Additionally buyers from 10 countries including South Africa, Mexico and Germany visited.
The event helped win an export contract worth over $2.2 million.
This year 10 companies from six countries including Japan, Germany, Singapore and China will be participating.
In 2006, the show, with its 7 billion won ($7.18 million) investment, earned 6.9 billion won, including income made from restaurants near the exhibition.
Woo Ji-hwan, chief manager of the Goyang International Flower Show, said, “Flower sales were naturally stimulated as visitors were given the opportunity to personally arrange them and make their own flower- pots.”
The Gwangju Spring Flower Expo 2008, which was held for 10 days this year starting March 21, attracted 98 companies from Korea, China and Japan. Export contracts amounted to roughly 350 million won with the help of the flower expo.
In its first year, which was 2007, around 170,000 visitors stopped by.
“The Gwangju Spring Flower Expo is an event where visitors can see spring flowers in an indoor venue earlier than in other parts of the country,” said Kim Byeong-guk, a public relations officer at the Kimdaejung Convention Center, which managed the flower expo.
Kim added that visitors could enjoy various kinds of flower culture through 15 different theme parks during the expo.
The expo organizing committee estimates that the regional economy has earned 10 billion won from the event, 25 times the initial 390 million won investment.
Other smaller regional cities are planning similar flower festivals. April and May will see some 30 flower festivals across the country, including the Jinhae Cherry Blossom Festival, which ended on Sunday.
The Mount Sobaek Royal Azalea Festival in Danyang and the Azalea Festival of Mount Goryeo on Ganghwa Island are waiting for visitors or waiting to be opened.
In May next year Anmyeon Island on the West Coast is planning an international flower expo called Korea Floritopia. The organizing committee says 77 companies from 21 countries will participate.
The last flower exhibition held in this area was in 2002. The organizing committee is looking at a 154.9 billion won economic boost to the region.
“The expo will be an opportunity to boost the agriculture and tourism industry in the region, whose economy has been hit hard by the recent Taean oil spill,” said Min Jun-gi, an administrator of the Korea Floritopia.
The organizing committee of the Goyang flower show is planning to increase its exports of cactus and orchids.
The Gwangju flower expo organizing committee is working on exporting flowers displayed during its show to central Asia, including Kazkhstan and Uzbekistan.

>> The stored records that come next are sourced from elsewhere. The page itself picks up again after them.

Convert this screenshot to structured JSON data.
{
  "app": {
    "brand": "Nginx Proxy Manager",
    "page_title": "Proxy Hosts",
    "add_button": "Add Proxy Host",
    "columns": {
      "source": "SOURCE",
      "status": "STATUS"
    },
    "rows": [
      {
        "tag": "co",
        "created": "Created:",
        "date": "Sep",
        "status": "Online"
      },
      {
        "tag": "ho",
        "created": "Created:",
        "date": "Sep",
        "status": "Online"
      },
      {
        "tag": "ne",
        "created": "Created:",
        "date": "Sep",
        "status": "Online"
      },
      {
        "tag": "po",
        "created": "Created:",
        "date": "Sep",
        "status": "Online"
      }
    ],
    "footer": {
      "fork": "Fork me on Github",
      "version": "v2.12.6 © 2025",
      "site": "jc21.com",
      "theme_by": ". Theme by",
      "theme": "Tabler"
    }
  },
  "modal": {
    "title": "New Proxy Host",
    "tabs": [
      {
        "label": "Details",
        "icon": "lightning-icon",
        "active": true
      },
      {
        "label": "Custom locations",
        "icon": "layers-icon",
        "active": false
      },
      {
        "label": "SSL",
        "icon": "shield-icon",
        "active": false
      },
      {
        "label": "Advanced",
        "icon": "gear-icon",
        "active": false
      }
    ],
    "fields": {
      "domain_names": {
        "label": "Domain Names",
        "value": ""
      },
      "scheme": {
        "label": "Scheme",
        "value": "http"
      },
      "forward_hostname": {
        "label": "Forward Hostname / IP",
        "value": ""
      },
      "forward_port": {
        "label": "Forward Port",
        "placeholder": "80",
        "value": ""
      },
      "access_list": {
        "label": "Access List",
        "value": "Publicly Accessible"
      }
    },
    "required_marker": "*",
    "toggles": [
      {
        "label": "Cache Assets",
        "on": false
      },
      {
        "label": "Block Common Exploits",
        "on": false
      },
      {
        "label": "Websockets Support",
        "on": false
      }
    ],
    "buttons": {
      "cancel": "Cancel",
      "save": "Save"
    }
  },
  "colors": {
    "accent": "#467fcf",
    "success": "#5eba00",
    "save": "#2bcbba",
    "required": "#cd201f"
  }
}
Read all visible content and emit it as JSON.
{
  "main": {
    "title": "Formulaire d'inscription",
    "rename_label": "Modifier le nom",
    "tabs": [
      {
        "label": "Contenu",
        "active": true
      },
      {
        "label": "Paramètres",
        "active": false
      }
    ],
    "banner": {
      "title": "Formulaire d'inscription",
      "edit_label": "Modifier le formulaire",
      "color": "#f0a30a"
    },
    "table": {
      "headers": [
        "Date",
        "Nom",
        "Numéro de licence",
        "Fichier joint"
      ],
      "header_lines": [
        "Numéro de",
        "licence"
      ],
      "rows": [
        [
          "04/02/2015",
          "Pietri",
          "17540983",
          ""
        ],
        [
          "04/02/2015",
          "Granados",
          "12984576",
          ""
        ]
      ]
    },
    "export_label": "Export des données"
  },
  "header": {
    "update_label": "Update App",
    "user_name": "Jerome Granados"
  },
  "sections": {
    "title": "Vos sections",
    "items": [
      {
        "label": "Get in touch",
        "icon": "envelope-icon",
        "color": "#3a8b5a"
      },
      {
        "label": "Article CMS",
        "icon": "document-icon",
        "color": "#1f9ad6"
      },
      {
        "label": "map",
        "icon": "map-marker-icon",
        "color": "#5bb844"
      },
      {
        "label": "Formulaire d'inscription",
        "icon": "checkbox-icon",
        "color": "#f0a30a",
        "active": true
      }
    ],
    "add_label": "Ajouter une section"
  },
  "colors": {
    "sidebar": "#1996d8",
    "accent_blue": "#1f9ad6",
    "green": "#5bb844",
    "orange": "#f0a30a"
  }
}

“Until now most of the flower exhibitions in this country lacked foreign buyers as the flowers that were on display were foreign flowers,” said Kim Doo-hwan, a professor at Konkuk University.
“If we develop new flowers in Korea, we can boost exports, tourism and create a boom of Korean flowers around the world,” Kim said.
By Choi Joon-ho JoongAng Sunday [firstname.lastname@example.org]